The obvious contribution that academics make is that they prepare incoming professionals in the core body of knowledge required to be a technical communicator. Additionally, they serve veteran practitioners wanting to upgrade their skills and knowledge to current practice or obtain extended skills in areas such as management.
Body of Knowledge
You want to get a roomful of academics thrashing, just say BoK. It's as much fun as watching technical writers argue about whether or not to capitalize sentence fragments in a bulleted list. I realize there is a great disparity between the gravitas of those two topics, but the principle is the same: I'm glad someone is worrying about this. The issue of the BoK for technical communication is in essence what drives an academic curriculum. Take a look at the courses that are offered in a degree program and that is a statement from that school about what it thinks the body of knowledge is. Granted, practitioners have a big stake in this discussion, but the truth is that our sisters and brothers in academia are the ones doing the heavy lifting.
Ah, we get to my pet corner of the world. As George Hayhoe and I say in our book, A Research Primer for Technical Communication, "Research in technical communication is not an activity conducted in a vacuum; it is generally initiated by a problem or need to understand a phenomenon related to technical communication." As a former usability consultant, UX designer, and design team lead, I am a strong advocate for "data-driven design." Research is the cornerstone of a data-driven approach. One of the issues I see within our profession, however, is that practitioners who are living with all kinds of problems that would benefit from data collection and analysis lack the research skills to construct valid studies and draw reliable conclusions. On the other hand, academics who do have those skills, often do not have access to authentic users and artifacts with which to conduct valid research and are often time-bound within semester-sized constraints. If only they belonged to the same club, one that could put the two together in meaningful collaborations. Hey wait...!

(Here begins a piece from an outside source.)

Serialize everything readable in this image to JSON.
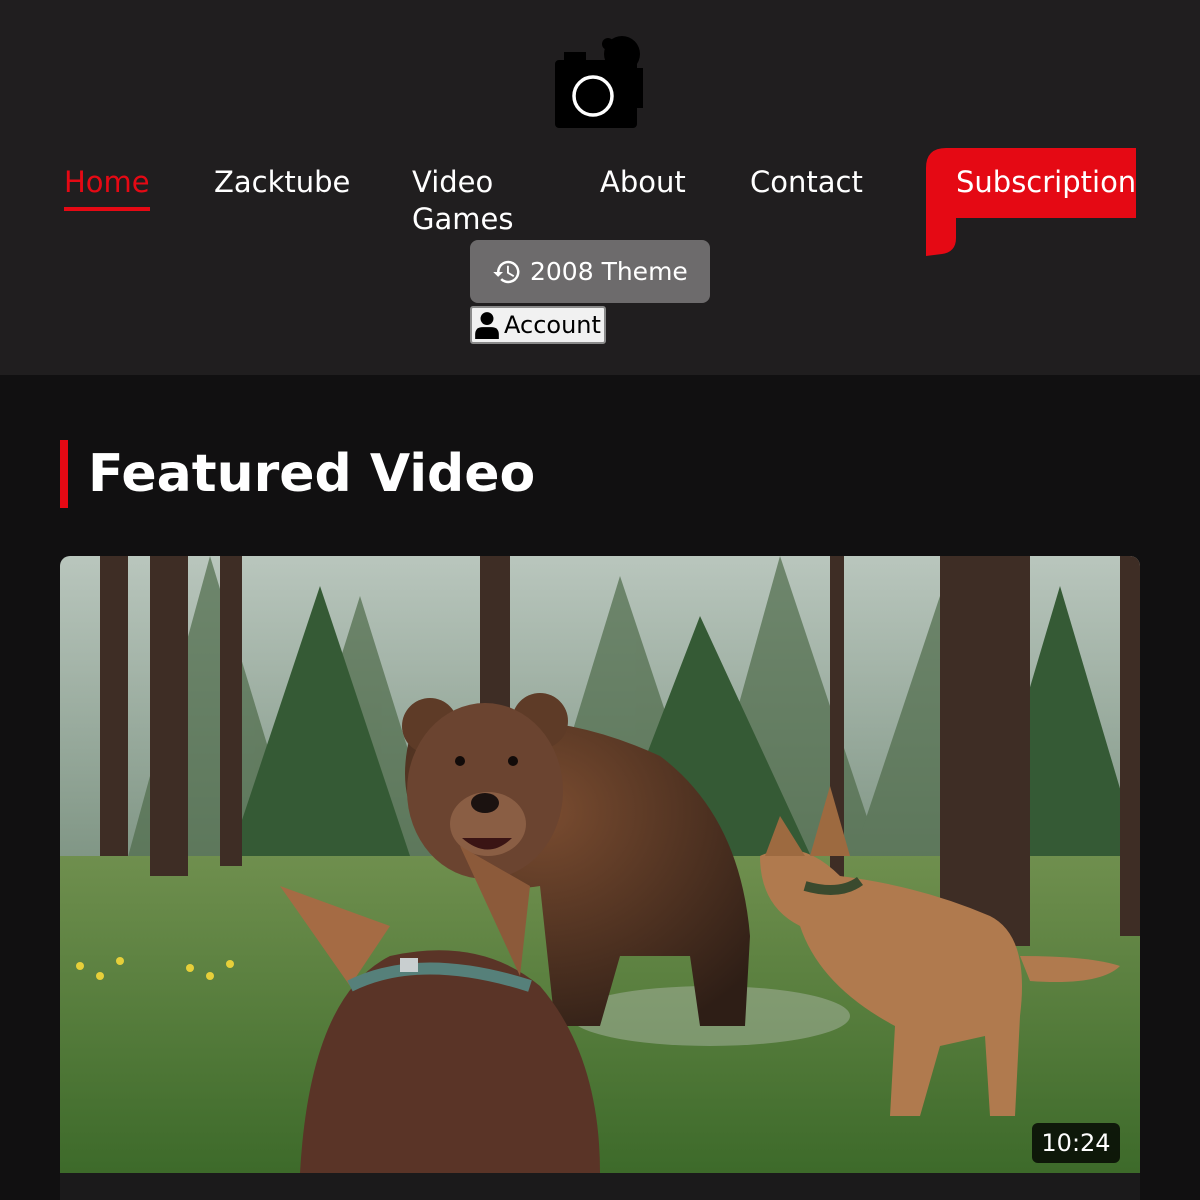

What do you think?
I would love to see comments on this blog, especially around the following two questions:
- What are other contributions of academics that I missed?
- What do academics want from STC?